__WHAT TO DO__. Check every line of the data and copy the ones where "título" appears.

-*-

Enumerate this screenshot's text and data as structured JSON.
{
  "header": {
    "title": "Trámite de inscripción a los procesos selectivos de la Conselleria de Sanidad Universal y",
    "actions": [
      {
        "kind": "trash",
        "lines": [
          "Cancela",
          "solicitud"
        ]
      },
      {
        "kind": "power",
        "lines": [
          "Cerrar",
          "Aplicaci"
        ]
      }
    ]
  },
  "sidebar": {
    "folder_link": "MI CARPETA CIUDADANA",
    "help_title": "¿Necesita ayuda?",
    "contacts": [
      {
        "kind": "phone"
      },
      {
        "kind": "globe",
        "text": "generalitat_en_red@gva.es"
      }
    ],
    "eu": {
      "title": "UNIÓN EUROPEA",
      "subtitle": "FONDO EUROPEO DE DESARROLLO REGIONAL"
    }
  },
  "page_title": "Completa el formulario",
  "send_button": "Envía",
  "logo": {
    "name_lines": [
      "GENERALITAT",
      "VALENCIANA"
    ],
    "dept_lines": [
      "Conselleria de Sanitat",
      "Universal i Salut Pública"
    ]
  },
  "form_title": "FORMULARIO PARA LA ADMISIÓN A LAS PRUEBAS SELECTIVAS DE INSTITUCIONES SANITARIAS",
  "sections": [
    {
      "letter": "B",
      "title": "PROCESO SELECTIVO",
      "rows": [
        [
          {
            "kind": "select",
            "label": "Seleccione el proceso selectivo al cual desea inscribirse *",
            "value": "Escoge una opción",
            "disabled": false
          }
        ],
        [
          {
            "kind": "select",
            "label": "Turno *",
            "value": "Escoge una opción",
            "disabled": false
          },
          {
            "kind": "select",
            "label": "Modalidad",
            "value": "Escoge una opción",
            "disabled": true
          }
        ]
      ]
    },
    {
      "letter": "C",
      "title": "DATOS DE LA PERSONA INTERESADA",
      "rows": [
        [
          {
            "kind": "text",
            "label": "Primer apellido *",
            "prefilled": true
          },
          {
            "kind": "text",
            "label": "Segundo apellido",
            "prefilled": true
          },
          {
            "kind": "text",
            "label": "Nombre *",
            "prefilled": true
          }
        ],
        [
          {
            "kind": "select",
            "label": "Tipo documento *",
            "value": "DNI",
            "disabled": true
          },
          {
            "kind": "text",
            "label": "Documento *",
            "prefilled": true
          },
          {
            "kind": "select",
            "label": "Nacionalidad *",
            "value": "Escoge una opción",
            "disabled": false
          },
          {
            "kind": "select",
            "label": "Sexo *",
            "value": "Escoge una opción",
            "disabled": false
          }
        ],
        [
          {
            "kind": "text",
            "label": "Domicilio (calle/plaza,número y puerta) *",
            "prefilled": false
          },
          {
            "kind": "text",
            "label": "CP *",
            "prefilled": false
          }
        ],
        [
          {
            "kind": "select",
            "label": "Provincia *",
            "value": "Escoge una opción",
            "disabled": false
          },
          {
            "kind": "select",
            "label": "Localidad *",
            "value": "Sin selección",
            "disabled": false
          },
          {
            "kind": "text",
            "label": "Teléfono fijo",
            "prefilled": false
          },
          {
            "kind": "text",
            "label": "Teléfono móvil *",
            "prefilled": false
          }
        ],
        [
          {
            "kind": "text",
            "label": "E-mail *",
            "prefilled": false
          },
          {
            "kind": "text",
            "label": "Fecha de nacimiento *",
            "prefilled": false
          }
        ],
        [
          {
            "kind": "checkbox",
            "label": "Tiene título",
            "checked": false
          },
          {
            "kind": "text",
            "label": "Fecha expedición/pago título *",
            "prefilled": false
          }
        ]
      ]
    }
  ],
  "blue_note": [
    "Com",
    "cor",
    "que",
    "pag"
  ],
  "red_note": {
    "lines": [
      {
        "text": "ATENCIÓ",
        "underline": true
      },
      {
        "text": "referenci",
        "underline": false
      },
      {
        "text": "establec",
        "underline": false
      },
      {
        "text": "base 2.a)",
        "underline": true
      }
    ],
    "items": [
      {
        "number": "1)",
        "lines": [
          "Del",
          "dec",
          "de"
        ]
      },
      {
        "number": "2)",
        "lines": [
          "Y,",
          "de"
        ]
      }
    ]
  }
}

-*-

__TASK RESPONSE__.
            "label": "Tiene título",
            "label": "Fecha expedición/pago título *",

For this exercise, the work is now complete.